Data about app and page elements

═══

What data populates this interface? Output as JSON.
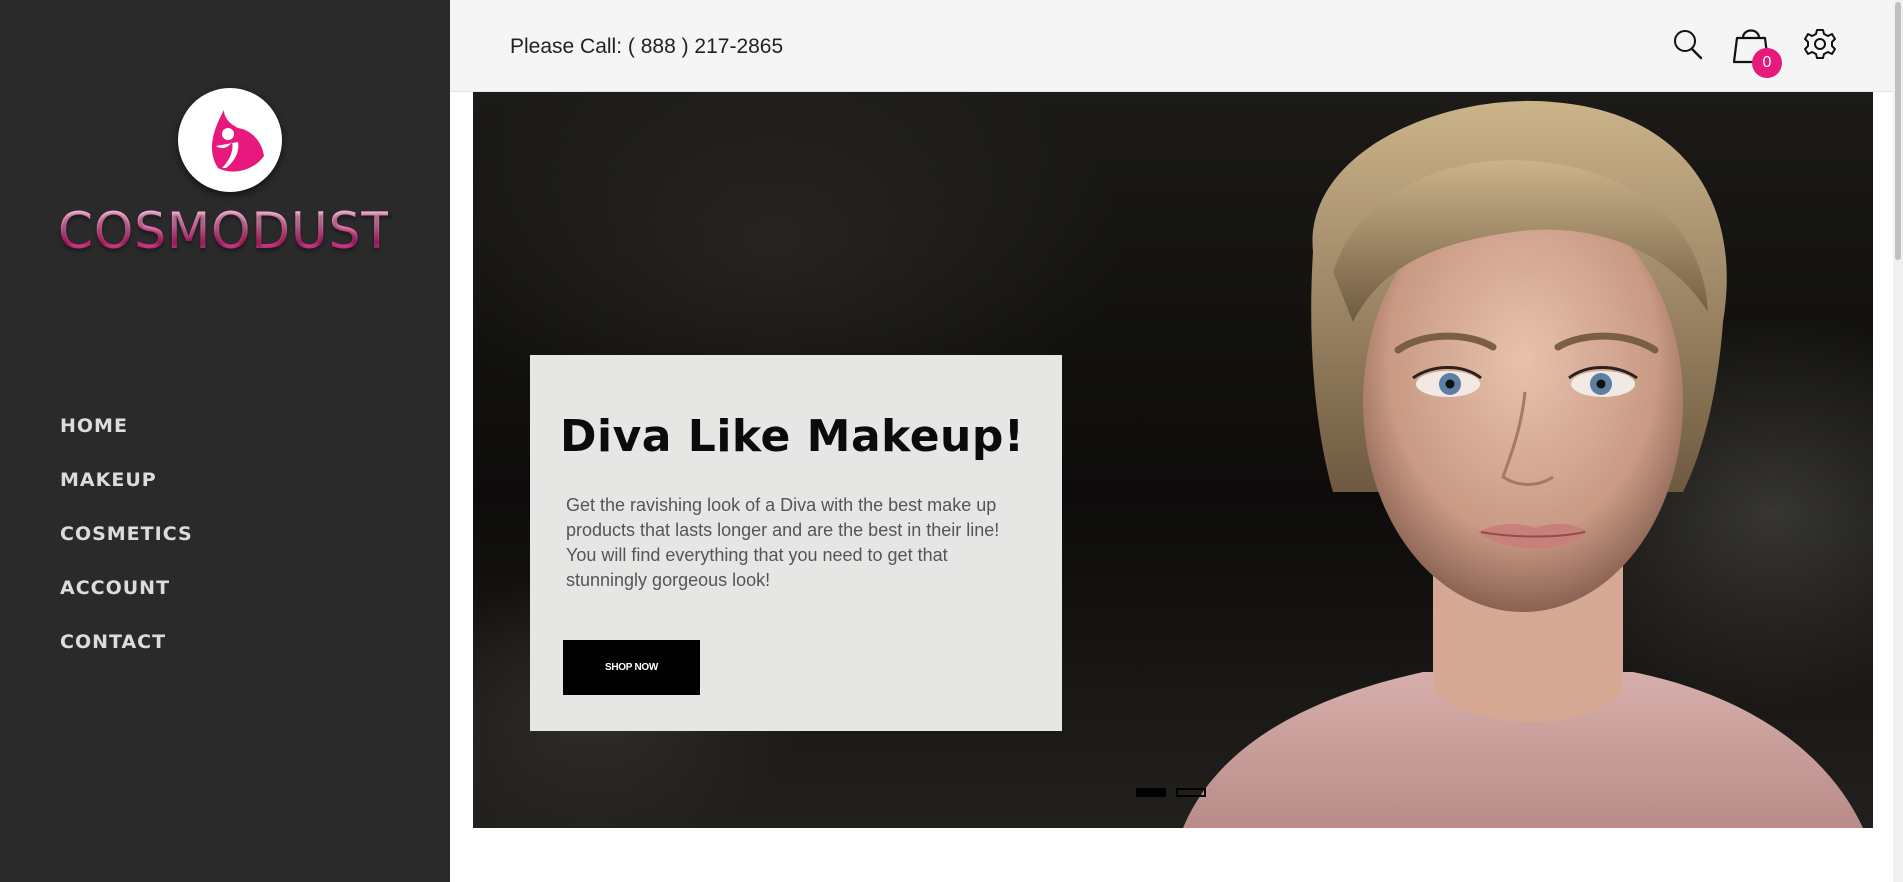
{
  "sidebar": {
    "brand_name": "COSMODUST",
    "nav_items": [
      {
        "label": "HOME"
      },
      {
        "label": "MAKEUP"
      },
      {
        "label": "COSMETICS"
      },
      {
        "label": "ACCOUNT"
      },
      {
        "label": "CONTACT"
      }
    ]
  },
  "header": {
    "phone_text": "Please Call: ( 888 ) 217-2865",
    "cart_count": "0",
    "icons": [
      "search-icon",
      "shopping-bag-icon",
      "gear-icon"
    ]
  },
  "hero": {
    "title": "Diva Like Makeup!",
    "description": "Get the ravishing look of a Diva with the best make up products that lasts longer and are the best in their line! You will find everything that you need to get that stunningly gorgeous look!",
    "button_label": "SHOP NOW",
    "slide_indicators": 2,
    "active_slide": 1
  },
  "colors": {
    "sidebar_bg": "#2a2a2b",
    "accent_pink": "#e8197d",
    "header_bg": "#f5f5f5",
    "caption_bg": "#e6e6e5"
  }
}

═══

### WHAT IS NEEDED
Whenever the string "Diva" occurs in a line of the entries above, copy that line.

### SOLVED EXERCISE
    "title": "Diva Like Makeup!",
    "description": "Get the ravishing look of a Diva with the best make up products that lasts longer and are the best in their line! You will find everything that you need to get that stunningly gorgeous look!",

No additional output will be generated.